TASK INPUT Block Start

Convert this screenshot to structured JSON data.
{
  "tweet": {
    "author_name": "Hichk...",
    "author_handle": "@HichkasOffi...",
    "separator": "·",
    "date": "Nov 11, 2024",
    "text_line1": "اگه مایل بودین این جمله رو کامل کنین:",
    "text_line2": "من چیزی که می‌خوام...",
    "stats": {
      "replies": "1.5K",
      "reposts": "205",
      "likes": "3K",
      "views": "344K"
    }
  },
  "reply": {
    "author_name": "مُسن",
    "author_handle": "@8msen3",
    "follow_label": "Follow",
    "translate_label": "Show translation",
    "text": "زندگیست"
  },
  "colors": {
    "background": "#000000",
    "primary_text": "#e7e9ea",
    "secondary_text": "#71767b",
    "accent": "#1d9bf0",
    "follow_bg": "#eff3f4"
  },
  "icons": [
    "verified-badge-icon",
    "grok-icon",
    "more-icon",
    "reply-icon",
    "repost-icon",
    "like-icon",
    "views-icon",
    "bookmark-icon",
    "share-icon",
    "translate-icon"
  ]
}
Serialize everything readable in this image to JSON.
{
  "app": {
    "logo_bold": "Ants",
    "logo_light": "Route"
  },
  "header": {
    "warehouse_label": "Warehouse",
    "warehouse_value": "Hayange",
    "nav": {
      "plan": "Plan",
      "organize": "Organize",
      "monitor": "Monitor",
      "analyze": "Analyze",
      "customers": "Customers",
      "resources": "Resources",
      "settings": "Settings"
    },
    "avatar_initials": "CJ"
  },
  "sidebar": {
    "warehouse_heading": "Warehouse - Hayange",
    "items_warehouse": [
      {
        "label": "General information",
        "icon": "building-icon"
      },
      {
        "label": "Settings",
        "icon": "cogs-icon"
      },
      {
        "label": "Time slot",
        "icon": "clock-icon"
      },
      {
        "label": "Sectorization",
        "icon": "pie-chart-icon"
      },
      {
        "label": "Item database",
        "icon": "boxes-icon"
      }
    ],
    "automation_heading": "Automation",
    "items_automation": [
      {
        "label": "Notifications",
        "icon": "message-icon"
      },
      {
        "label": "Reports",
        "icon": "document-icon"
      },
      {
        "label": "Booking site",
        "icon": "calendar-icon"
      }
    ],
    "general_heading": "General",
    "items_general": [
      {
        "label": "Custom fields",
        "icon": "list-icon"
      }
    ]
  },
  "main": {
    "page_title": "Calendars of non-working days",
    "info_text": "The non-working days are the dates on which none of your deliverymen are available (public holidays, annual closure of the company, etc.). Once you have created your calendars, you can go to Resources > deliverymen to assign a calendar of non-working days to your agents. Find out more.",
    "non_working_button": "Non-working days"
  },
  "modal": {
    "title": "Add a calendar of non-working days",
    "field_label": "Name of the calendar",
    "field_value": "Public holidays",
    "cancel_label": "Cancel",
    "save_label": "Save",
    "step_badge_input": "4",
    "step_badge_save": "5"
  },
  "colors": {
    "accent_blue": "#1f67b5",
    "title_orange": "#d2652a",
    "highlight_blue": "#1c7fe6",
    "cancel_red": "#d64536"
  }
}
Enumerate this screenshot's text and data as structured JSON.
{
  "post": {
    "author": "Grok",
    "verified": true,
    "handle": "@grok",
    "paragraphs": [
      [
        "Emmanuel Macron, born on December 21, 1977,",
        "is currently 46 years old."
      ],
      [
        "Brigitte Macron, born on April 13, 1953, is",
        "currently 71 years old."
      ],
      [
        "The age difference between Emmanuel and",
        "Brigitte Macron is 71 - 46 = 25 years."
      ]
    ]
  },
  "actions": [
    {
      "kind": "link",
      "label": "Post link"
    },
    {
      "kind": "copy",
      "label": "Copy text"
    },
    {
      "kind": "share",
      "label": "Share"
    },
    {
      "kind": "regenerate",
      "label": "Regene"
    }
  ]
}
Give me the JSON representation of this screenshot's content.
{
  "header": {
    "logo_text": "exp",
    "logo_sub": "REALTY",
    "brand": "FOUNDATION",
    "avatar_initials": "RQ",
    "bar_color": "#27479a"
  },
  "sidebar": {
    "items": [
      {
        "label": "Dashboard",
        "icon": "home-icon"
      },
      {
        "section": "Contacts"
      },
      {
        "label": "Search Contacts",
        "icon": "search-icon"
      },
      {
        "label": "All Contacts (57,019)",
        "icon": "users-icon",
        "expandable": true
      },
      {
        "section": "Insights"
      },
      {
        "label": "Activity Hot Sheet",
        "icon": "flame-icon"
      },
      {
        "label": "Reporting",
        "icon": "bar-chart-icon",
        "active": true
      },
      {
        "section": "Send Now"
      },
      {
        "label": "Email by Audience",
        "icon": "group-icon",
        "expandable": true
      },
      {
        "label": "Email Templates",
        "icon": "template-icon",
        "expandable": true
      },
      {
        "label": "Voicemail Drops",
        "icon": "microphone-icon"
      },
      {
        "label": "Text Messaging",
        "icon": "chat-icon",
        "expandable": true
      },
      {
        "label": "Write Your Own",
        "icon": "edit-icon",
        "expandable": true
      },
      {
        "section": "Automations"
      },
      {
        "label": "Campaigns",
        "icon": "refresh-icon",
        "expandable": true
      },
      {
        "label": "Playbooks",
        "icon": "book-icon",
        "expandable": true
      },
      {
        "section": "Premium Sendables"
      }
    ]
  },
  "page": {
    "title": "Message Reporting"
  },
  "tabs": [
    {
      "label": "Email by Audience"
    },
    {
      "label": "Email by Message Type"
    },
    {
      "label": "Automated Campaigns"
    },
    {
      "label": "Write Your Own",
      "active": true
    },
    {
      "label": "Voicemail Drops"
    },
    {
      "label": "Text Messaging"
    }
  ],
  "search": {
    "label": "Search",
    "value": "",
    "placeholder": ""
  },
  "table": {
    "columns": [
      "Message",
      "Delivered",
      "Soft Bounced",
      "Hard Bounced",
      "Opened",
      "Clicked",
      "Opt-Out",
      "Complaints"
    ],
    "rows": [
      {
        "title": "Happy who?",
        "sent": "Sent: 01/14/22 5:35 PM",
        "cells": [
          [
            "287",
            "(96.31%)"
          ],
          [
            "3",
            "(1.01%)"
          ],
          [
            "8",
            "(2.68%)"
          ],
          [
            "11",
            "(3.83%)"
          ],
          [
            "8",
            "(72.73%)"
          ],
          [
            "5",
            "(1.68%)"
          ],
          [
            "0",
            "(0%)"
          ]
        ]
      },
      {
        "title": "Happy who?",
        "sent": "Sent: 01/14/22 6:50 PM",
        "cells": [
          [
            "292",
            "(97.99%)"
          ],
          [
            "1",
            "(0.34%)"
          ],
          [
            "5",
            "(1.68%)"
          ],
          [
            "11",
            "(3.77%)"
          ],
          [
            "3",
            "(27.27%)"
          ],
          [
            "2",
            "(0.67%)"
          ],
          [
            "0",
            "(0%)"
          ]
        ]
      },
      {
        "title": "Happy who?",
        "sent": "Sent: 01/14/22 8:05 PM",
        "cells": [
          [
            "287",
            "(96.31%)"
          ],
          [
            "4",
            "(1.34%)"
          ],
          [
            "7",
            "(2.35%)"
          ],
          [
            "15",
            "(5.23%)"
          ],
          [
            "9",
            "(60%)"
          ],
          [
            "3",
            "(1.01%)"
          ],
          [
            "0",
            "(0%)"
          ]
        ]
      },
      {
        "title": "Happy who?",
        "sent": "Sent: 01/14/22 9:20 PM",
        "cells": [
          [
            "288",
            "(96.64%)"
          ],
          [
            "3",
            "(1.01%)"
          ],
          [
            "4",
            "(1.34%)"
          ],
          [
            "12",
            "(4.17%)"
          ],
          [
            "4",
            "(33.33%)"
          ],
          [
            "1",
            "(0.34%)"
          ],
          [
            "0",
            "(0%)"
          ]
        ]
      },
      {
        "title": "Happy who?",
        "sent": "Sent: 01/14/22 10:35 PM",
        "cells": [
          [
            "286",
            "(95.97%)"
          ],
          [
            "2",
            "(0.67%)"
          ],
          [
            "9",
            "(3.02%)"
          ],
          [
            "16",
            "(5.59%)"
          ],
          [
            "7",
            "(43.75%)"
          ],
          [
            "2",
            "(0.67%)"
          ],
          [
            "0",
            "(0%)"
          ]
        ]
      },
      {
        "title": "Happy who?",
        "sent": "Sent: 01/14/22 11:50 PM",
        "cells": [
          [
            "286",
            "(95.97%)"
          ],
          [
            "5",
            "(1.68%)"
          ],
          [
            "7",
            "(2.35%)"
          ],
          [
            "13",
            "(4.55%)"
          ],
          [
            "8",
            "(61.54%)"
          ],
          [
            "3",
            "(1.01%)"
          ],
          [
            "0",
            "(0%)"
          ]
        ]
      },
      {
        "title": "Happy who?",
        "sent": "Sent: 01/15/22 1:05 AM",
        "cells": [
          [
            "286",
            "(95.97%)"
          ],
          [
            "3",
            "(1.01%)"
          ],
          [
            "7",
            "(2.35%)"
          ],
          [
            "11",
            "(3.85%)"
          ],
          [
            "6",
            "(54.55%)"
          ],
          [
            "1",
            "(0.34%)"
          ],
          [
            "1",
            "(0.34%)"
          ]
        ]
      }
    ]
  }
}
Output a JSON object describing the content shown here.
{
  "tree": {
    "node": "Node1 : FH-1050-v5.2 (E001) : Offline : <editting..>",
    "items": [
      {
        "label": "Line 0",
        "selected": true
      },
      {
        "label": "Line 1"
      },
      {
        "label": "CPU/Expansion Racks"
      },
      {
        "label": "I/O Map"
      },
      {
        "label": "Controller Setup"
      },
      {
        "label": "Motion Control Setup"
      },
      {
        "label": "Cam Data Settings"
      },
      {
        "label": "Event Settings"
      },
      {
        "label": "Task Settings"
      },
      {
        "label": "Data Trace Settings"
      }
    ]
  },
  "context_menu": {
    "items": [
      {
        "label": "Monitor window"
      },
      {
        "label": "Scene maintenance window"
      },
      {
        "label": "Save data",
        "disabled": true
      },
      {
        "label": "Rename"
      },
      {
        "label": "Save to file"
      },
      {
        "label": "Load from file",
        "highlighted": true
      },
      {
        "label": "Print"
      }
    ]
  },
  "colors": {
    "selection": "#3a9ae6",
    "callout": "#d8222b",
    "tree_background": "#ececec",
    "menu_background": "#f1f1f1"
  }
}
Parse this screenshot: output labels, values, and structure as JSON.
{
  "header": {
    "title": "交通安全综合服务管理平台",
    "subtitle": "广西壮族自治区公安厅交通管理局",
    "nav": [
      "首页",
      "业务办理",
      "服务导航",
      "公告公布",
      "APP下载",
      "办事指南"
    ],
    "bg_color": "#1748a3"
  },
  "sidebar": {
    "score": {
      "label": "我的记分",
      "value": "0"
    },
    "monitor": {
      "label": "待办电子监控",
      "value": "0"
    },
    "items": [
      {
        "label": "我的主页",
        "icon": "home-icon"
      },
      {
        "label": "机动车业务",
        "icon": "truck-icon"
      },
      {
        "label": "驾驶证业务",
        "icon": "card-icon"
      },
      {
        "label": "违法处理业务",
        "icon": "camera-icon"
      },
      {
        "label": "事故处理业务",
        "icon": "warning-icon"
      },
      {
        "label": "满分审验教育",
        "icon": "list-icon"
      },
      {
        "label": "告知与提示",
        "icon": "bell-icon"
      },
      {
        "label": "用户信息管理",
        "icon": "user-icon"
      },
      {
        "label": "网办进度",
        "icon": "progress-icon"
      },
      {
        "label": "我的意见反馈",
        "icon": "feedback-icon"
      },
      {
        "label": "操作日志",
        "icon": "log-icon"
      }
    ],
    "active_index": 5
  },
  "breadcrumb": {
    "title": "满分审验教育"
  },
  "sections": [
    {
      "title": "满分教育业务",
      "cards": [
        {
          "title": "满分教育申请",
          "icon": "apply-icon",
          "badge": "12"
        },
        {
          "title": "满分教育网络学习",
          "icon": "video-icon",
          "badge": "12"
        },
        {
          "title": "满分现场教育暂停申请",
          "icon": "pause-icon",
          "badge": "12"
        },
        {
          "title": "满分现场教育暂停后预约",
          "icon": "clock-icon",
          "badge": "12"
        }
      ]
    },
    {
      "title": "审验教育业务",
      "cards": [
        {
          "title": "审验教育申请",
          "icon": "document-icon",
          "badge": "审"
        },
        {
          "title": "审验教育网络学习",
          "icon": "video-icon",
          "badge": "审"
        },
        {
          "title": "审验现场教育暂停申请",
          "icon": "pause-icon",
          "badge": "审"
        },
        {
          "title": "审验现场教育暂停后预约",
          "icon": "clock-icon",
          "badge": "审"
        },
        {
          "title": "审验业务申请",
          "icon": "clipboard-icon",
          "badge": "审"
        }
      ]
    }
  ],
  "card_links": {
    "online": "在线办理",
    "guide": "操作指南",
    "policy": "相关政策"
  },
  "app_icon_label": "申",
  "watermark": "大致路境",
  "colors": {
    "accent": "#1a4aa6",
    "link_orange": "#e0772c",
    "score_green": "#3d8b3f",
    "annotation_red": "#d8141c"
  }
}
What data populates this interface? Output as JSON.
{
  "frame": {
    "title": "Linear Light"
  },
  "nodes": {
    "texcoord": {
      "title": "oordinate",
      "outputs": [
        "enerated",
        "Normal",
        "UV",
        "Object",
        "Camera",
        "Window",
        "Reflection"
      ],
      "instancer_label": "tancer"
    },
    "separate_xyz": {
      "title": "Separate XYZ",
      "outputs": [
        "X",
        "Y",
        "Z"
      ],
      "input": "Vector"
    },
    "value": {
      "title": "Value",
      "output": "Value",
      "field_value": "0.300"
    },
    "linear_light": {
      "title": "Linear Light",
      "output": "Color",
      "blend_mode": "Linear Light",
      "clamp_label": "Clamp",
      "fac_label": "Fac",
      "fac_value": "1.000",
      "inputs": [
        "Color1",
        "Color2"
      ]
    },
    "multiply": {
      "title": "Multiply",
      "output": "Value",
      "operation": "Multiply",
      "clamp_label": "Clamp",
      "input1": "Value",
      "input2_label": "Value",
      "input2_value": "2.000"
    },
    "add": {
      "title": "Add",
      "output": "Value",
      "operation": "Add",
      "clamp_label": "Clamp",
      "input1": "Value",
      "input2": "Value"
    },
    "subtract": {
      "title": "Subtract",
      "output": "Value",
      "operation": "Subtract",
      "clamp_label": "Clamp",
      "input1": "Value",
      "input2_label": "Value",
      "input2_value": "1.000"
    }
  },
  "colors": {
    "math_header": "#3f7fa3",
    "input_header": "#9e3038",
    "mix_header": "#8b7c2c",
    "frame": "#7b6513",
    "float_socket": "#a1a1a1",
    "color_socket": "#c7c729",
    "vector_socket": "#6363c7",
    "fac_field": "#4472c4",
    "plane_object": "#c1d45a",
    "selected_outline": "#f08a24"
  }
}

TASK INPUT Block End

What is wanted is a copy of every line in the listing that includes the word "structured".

Convert this screenshot to structured JSON data.
Enumerate this screenshot's text and data as structured JSON.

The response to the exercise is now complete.